Blog: A taste of what you may find on Maui

The Final Days of Maui’s Sugar Cane

For Maui it’s been a week of lasts. The last of Maui’s sugar cane harvested. The last time the smoke stacks burn. The last sugar cane shipment departing Kahului Harbor. For many this has been an emotional week.

Here is a video of the ‘last harvest’ ceremony, followed by the unloading of the last wagon of sugar cane at the factory.

Sugar cane farming used to be the main industry in Hawaii. On Maui, HC&S started in 1870 when two missionary sons from the Alexander and Baldwin families started their very own sugar cane farm. The farm grew, grew and merged with various other farms, until finally having grown to 36,000 acres in size.

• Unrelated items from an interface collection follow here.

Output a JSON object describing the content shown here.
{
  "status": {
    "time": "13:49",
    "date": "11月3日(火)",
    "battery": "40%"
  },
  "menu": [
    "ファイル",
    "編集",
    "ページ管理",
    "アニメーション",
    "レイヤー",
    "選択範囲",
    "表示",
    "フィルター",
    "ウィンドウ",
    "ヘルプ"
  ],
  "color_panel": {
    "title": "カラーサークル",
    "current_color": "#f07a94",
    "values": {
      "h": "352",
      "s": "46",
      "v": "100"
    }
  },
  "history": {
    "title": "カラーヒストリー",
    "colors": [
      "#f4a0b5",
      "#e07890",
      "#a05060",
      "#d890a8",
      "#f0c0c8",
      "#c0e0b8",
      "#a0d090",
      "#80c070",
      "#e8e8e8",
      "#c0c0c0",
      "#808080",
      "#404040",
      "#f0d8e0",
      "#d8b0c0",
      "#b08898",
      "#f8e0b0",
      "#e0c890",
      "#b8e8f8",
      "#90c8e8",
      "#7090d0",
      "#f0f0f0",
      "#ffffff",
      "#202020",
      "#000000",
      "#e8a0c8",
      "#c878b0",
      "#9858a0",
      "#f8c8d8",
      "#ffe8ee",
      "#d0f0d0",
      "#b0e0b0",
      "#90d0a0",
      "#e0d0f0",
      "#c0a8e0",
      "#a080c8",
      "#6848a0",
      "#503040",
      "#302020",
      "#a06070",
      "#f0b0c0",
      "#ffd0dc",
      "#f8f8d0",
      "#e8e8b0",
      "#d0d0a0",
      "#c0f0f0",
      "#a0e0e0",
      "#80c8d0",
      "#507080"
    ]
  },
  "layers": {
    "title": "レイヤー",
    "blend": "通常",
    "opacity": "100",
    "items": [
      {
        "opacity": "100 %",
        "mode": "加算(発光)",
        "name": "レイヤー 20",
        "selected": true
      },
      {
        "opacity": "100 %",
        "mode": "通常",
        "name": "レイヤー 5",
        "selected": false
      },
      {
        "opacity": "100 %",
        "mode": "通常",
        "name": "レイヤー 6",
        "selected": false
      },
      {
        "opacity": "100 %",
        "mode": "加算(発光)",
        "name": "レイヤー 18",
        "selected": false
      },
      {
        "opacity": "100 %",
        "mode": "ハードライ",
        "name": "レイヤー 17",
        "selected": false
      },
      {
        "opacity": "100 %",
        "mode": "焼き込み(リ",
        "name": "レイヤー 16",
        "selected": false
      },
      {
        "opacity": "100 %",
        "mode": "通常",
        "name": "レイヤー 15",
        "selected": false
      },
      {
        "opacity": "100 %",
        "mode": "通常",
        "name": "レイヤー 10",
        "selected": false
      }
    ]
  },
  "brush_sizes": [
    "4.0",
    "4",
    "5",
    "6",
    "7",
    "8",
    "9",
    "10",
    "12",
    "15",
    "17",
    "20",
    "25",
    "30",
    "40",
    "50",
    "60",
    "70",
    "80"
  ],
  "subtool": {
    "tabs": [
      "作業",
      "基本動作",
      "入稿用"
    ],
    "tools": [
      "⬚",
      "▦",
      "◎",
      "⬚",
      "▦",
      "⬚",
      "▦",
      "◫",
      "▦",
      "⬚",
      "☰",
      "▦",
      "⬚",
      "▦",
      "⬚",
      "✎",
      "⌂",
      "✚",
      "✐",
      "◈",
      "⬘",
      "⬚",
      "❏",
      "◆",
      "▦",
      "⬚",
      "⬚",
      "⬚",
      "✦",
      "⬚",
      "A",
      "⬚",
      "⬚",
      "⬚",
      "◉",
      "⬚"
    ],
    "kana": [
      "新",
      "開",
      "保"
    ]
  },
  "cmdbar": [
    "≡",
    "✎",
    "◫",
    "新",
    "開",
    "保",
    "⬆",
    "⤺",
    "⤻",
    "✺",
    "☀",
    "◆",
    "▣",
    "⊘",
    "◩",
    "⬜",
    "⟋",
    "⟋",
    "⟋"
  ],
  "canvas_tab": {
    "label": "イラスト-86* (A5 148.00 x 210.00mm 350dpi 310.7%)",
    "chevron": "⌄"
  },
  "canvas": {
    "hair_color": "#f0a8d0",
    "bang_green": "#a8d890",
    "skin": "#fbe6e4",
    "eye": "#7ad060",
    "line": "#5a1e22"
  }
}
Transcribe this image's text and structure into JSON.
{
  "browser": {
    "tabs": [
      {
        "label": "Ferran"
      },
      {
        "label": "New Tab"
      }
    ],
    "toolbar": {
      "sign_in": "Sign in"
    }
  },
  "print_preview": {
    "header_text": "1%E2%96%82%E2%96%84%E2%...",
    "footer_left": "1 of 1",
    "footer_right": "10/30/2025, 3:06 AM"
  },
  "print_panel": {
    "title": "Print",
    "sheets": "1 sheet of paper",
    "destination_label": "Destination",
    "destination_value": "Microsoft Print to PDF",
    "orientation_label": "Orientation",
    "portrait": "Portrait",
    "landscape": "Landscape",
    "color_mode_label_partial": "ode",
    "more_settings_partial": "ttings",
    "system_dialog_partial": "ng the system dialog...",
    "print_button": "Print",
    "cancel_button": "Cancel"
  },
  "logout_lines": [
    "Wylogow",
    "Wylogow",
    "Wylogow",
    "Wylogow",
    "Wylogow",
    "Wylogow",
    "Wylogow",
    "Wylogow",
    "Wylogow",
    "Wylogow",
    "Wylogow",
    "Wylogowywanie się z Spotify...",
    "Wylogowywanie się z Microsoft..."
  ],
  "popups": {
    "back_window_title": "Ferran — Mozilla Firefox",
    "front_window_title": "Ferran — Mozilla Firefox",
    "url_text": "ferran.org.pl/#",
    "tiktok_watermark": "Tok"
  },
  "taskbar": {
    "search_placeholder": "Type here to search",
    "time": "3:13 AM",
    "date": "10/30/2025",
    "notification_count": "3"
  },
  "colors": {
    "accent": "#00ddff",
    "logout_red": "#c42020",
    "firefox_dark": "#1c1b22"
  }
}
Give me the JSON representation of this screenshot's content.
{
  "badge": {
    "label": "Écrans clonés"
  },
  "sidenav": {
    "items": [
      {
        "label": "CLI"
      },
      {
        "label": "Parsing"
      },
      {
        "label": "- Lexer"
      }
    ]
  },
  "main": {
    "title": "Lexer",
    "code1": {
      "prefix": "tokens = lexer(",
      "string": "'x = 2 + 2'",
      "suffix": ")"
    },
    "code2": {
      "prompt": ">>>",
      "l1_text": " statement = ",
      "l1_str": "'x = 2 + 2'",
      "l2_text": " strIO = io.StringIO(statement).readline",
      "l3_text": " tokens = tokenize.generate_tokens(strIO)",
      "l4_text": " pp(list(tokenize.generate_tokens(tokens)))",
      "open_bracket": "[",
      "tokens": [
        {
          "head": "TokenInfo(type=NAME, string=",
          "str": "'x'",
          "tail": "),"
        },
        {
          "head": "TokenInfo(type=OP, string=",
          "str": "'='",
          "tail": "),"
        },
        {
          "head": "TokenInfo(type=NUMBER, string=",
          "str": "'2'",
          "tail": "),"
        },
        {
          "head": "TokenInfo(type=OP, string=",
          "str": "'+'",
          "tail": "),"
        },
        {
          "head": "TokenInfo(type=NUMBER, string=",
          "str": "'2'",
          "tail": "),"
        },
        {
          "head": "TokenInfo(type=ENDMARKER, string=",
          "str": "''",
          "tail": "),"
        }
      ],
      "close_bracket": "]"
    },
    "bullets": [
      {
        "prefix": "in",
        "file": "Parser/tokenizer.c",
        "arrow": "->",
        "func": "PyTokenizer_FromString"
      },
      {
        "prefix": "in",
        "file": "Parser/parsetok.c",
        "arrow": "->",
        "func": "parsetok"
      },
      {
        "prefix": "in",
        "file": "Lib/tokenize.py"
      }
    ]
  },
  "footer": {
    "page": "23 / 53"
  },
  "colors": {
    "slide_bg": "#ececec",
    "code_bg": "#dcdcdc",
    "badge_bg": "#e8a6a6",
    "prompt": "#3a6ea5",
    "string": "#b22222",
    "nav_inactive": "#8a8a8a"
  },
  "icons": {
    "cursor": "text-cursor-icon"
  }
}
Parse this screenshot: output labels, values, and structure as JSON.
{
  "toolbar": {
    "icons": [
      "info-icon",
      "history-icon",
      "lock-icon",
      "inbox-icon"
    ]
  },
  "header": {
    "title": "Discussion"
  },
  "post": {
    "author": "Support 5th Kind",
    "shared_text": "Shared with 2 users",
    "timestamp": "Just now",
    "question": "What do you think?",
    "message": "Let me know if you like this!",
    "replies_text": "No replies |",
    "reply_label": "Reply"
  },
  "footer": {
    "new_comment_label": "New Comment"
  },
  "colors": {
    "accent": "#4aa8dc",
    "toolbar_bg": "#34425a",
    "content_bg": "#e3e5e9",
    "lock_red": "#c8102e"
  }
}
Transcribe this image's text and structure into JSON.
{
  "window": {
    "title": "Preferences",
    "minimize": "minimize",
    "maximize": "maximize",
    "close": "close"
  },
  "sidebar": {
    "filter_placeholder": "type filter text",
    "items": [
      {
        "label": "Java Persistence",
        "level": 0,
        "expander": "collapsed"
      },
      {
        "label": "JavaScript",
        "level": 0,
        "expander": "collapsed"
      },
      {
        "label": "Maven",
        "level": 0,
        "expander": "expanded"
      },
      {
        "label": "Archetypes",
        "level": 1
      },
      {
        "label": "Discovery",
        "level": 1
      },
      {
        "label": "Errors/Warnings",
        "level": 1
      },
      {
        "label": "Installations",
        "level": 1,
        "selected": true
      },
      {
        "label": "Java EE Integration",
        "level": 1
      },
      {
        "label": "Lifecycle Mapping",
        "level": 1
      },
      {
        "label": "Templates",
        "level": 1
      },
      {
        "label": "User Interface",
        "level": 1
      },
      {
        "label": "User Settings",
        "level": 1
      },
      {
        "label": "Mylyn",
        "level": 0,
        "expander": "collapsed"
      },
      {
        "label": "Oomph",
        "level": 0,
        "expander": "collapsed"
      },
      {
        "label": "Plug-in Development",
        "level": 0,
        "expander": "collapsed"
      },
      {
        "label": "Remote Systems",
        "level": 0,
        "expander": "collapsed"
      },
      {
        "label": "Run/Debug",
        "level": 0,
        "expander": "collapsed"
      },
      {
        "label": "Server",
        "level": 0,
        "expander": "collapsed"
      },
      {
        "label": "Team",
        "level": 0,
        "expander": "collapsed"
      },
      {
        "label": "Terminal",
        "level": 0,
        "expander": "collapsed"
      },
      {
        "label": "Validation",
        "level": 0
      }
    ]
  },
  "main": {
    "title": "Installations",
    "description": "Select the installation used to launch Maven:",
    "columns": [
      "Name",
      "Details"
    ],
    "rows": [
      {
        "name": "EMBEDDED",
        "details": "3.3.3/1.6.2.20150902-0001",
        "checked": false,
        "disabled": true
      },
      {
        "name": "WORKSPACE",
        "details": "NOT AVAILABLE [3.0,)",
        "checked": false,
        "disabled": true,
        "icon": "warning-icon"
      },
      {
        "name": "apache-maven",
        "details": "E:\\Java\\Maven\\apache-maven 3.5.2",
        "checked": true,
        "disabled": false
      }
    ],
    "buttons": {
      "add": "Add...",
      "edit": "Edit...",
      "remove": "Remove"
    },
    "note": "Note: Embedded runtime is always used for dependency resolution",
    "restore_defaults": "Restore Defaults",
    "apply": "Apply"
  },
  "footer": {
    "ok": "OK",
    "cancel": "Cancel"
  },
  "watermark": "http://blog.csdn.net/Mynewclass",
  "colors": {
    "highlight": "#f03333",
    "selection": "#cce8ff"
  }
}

Many immigrants were brought to the Hawaiian islands to work in the sugar cane fields: Chinese, Japanese, Koreans and Filipinos etc. These families have been here for generations, and sugar cane is a huge part of their family heritage. While modern farming is a lot less labor intensive than it once was, there are still over 700 Maui employees who have or are losing their jobs due to the factory shut down.

Maui's sugar cane
There is no smoke coming from the smoke stacks at the Sugar Cane Factory these days.

Why the shut-down? There are of course many factors that play into it. Did you know that Maui’s sugar mill is the last remaining on all the Hawaiian islands? Between depressed commodity prices, increasing competition and environmental concerns about sugar cane burning etc, it’s been a tough business.

What is next?

So what’s next? Check out this video! HC&S have said they are looking to go into diversified agriculture. More recently they have said they are currently growing some test crops, seeing what may do well here on Maui.

For now, the Maui’s sugar cane fields have been harvested. Most have not been worked up (this helps keep the dust down), but the irrigation is shut off. Slowly the cane is re-growing. We are all¬†curious to see what will happen next!